## Material shown
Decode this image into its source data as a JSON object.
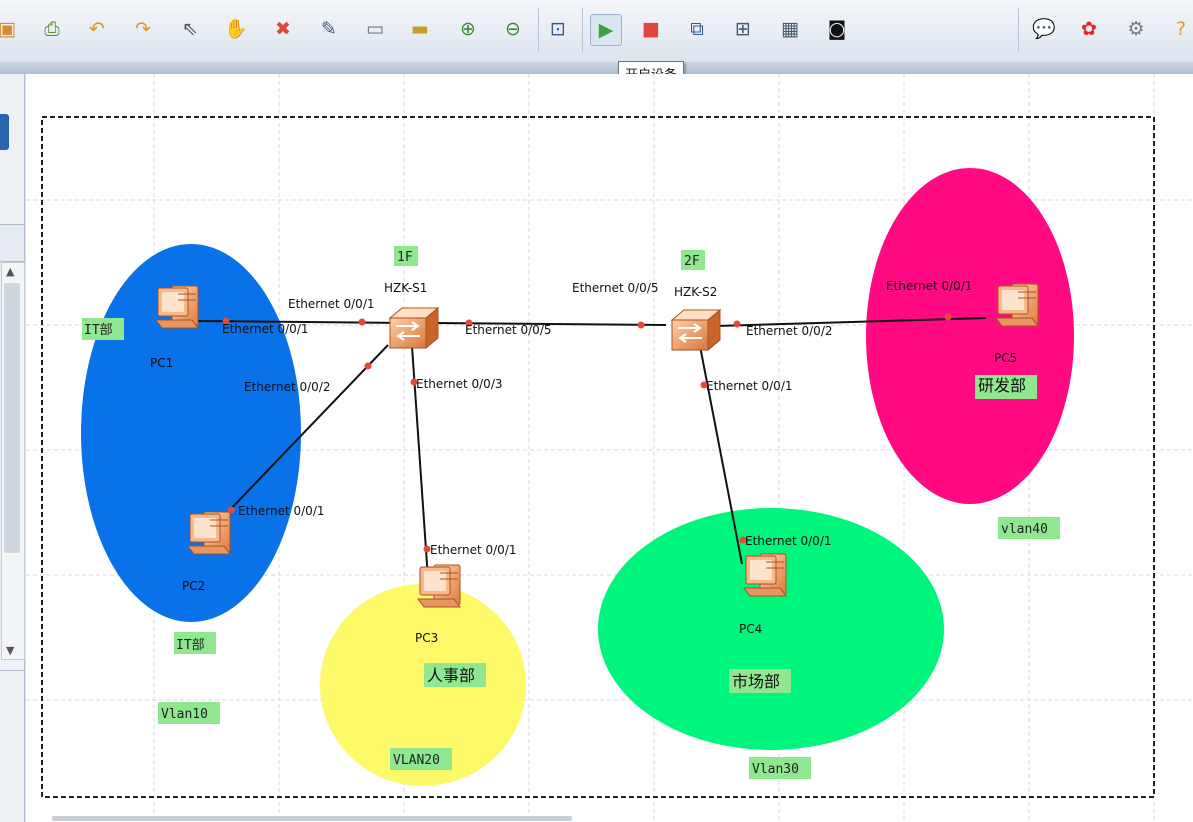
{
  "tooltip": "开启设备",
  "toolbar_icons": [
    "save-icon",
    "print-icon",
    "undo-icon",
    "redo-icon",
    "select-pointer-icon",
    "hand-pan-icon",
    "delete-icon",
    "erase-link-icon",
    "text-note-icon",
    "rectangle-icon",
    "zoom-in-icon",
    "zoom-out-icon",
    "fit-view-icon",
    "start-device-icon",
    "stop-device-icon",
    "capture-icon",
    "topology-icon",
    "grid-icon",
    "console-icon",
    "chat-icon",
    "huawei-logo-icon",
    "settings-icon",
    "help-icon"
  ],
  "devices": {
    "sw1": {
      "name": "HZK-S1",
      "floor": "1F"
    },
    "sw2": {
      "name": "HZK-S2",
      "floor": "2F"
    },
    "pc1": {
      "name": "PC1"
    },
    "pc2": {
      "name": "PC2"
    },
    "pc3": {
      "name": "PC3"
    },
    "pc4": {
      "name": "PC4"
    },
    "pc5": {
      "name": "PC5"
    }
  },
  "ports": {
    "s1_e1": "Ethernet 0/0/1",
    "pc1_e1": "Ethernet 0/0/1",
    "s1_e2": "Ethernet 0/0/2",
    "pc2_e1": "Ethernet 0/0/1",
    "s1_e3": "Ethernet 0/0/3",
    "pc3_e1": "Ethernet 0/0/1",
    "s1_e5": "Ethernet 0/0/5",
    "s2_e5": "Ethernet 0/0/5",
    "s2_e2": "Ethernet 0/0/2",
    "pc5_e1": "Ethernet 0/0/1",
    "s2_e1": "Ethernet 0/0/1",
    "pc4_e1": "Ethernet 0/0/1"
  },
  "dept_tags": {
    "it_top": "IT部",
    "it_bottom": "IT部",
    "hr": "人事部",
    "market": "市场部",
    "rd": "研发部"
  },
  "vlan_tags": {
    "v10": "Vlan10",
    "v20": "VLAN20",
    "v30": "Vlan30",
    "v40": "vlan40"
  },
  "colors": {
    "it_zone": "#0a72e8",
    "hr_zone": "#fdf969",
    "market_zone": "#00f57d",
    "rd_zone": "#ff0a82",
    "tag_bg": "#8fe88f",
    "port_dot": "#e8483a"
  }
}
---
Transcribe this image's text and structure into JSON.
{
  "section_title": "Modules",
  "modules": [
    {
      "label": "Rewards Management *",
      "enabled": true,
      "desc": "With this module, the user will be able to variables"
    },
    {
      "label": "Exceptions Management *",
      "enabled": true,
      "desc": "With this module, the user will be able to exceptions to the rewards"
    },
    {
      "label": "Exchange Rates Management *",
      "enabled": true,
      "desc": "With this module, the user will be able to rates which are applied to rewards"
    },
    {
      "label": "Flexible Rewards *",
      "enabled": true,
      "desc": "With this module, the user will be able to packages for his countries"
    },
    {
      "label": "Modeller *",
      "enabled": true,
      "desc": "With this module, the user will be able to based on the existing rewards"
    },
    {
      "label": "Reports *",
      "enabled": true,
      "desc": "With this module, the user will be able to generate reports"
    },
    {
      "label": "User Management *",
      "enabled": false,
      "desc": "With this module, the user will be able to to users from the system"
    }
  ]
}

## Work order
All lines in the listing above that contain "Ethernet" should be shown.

## Task solution
    "s1_e1": "Ethernet 0/0/1",
    "pc1_e1": "Ethernet 0/0/1",
    "s1_e2": "Ethernet 0/0/2",
    "pc2_e1": "Ethernet 0/0/1",
    "s1_e3": "Ethernet 0/0/3",
    "pc3_e1": "Ethernet 0/0/1",
    "s1_e5": "Ethernet 0/0/5",
    "s2_e5": "Ethernet 0/0/5",
    "s2_e2": "Ethernet 0/0/2",
    "pc5_e1": "Ethernet 0/0/1",
    "s2_e1": "Ethernet 0/0/1",
    "pc4_e1": "Ethernet 0/0/1"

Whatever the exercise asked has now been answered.